  • Running from East Grinstead to Groombridge, the Forest Way is a shared-use path for walkers, cyclists and horse riders. 

  • This route is a short section of the Caledonia Way (National Route 78) from Fort William to Gairlochy. The route lets you explore the western end of the Great Glen along the banks of the Caledonian Canal, with marvellous views of the north face of Ben Nevis.

  • Connecting Derry City to the border towns of Lifford and Strabane this cycle route is a mixture of traffic free paths and quiet country roads and lanes which crosses between Northern Ireland and the Republic of Ireland.

  • National Route 150

    This short, traffic free route travels along the Essex coastline, with stunning views out to sea. 

  • This delightful traffic-free route travels from the small town of Garforth just outside Leeds through lovely countryside, passing a nature reserve and an RSPB site, along a river and canal ending at Woodlesford station.

  • This beautiful route links the towns of Irvine, Kilwinning and Kilbirnie.

  • A brilliant ride for the whole family which offers lots of places to stop along the way for play and refreshments. 
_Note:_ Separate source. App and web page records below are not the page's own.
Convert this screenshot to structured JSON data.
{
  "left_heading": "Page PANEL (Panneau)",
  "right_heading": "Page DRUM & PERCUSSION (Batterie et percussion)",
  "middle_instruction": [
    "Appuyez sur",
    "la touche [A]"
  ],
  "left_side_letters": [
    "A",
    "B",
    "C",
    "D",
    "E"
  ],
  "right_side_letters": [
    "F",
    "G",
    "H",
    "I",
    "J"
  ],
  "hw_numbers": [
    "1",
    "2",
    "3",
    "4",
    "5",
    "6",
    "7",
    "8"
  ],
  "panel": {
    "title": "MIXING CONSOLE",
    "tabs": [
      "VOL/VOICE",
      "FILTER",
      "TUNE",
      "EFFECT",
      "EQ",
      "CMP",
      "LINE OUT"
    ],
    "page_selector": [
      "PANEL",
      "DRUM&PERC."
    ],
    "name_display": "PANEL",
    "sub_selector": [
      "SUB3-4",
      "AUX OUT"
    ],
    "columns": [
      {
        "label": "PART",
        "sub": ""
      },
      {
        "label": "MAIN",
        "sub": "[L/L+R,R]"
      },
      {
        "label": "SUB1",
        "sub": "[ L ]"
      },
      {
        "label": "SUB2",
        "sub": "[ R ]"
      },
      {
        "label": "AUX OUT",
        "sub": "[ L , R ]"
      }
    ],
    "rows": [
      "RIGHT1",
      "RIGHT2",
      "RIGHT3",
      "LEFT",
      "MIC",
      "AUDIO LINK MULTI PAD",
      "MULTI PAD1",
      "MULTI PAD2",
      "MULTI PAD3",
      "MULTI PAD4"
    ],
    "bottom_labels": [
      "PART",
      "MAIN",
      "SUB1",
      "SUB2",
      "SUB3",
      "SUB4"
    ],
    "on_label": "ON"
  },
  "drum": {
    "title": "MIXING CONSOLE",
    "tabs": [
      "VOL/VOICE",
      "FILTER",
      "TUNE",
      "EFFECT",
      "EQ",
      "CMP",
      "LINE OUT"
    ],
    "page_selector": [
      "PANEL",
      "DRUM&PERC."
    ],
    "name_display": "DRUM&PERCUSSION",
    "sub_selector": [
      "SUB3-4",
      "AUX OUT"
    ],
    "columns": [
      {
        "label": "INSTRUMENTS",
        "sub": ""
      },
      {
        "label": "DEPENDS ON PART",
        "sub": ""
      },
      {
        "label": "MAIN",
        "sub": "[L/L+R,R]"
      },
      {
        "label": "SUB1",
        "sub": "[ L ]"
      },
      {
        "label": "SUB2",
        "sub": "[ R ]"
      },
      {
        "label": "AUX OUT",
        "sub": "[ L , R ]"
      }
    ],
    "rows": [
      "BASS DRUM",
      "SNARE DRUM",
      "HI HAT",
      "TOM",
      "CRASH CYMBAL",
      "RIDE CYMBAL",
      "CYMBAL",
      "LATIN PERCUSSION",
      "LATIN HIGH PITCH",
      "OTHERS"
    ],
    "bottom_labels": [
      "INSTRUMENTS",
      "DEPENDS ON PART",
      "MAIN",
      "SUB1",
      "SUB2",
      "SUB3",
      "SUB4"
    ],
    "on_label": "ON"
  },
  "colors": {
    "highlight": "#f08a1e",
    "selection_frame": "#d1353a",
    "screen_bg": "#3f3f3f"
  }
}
  • A short circular ride around some of Glasgow's historic waterways including the Forth and Clyde Canal, The Glasgow City Branch Canal and the River Kelvin.  During the 19th Century, the Forth and Clyde Canal was a vital trade route between the East and West Coast of Scotland; canal barges carried much needed goods to the towns and cities along the Central Belt.  

  • Linking Bletchley to the ancient market town of Leighton Buzzard, this route follows the Grand Union Canal towpath.

  • A 10.25-mile circular route which takes you from the ferry terminal on the Isle of Cumbrae in an anticlockwise direction (you can also go in a clockwise direction) passing through the Victorian seaside resort of Millport, at the south end of the island, before returning to the ferry terminal. The route is mainly flat and has fantastic views of the Ayrshire coast, the Firth of Clyde ( including the Isle of Bute, the Isle of Arran, Argyll and Ailsa Craig).